Meanwhile, it is has started to rain heavily. Ingrid is invited in the women's house.

Jan-Arend goes with the children to the river bank where the innards of the pig are cleaned by the children.

In the women's house are the women and younger children. There are fires and the women sing and are busy with their crochet work; the bags. It is stuffy in the hut with all those fires and the smoke. ...In addition, the women here also like to smoke a lot of cigarettes themselves! We have brought them with us as a gift. A kid, about 8 years old, also wants a cigarette. Ingrid refuses but that doesn't help; he gets a cigarette from his mother. You cannot imagine; a kid of 8 getting a cigarette from his mother!

The men have their buttock seam often covered or more decorated with a pendulum of leaves or feathers. The children, as well as some women, have made impressive snotty balls that sometimes violently turn the nose in and out.

Ingrid shows on her phone some movies of our granddaughter Fenna to the women. The women find it great fun. The picture of son-in-law Bram with a huge carp in his hands also makes heavy impression!

... It's nice that we are the only 2 tourists here today. Yet very different if you go around here with a group . Now you it is much easier to make real contact. When Jan-Arend returns in the camp from the river he sits down in the men's hut and gets a cup of - something meant to be - coffee.


Then the piggy is ready. Together with the men we get the first piece of pork with roasted sweet potato . To be honest .... it tastes great. The meat is further divided. A group of men with young boys are sitting and eating together. They are surrounded by a few dogs on the hunt for the leftovers. The women form a separate group. They too clearly enjoy the food.

We take some more pictures. It is unfortunately going to rain harder. The pigs feast provides members of the Dani tribe the chance to earn something while their traditions remain alive. Of course, we know we are on a tourist excursion, but that's not really noticeable of and certainly not during the joint meal. Everyone is genuinely busy and it is clear that these people take pride in their origins and traditions, like to propagate these and like to hand them over to the next generation. Festivities like this benefits the entire community. ...

Before we return to the car the men and women create a little market place.
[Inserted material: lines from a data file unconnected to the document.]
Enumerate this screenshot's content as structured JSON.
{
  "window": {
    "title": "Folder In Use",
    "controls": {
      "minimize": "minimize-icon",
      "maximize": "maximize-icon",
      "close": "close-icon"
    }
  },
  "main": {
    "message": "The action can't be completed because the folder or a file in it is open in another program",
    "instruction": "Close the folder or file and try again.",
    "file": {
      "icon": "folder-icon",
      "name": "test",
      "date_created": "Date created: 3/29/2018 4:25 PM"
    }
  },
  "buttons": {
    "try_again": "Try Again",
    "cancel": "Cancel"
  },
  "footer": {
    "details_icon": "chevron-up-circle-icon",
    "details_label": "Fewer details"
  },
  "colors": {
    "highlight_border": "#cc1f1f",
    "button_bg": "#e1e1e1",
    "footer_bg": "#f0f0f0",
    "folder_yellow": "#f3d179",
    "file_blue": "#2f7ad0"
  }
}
They form a circle and present their home-made merchandise. Crochet bags, jewelry with bones and shells, penis sleeves. We buy a few things and then we go.

We are escorted to our car. Imagine, we sliding trough the mud In the forest, hand in hand with a naked man with his penis sleeve and under a umbrella held high by him. It must have been a funny sight. We arrive tired and a little cold In the hotel but it was a very unique day The hospitality that we have experienced of the Dani was very special and unforgettable.